## YOUR GOAL
Look through the entries below and count every line in which "true" appears; reply with the number only.

##### RECORDS FOR THE EXERCISE

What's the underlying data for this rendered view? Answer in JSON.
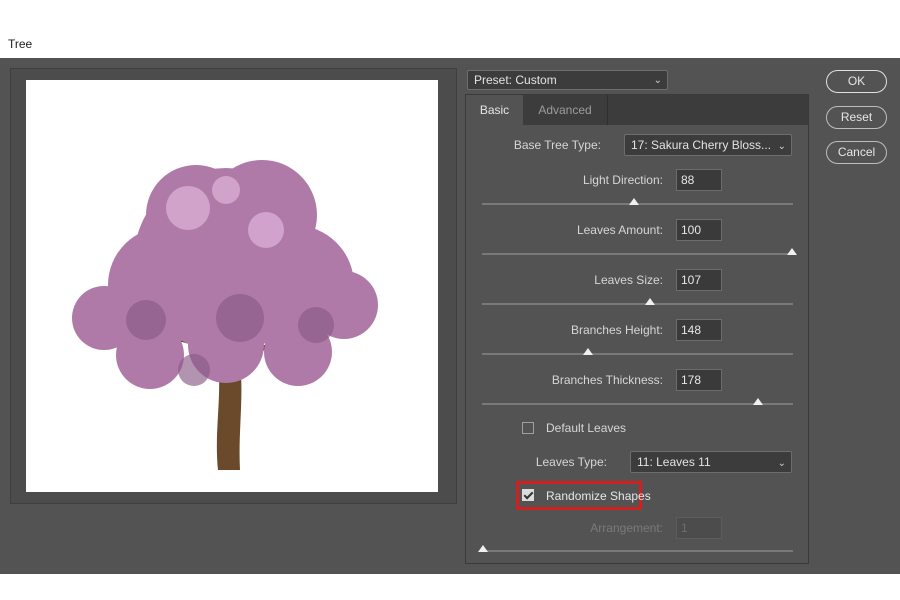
{
  "window": {
    "title": "Tree"
  },
  "preset": {
    "label": "Preset:",
    "value": "Custom"
  },
  "tabs": [
    {
      "label": "Basic",
      "active": true
    },
    {
      "label": "Advanced",
      "active": false
    }
  ],
  "buttons": {
    "ok": "OK",
    "reset": "Reset",
    "cancel": "Cancel"
  },
  "base_tree_type": {
    "label": "Base Tree Type:",
    "value": "17: Sakura Cherry Bloss..."
  },
  "sliders": {
    "light_direction": {
      "label": "Light Direction:",
      "value": "88",
      "fraction": 0.49
    },
    "leaves_amount": {
      "label": "Leaves Amount:",
      "value": "100",
      "fraction": 1.0
    },
    "leaves_size": {
      "label": "Leaves Size:",
      "value": "107",
      "fraction": 0.54
    },
    "branches_height": {
      "label": "Branches Height:",
      "value": "148",
      "fraction": 0.34
    },
    "branches_thickness": {
      "label": "Branches Thickness:",
      "value": "178",
      "fraction": 0.89
    },
    "arrangement": {
      "label": "Arrangement:",
      "value": "1",
      "fraction": 0.0,
      "disabled": true
    }
  },
  "default_leaves": {
    "label": "Default Leaves",
    "checked": false
  },
  "leaves_type": {
    "label": "Leaves Type:",
    "value": "11: Leaves 11"
  },
  "randomize_shapes": {
    "label": "Randomize Shapes",
    "checked": true,
    "highlighted": true
  },
  "colors": {
    "dialog_bg": "#535353",
    "highlight": "#d21f1f",
    "foliage": "#b07aa8",
    "trunk": "#6b4a2b"
  },
  "icons": [
    "chevron-down-icon",
    "slider-thumb-icon",
    "checkbox-checked-icon"
  ]
}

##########

## EXERCISE RESULT
4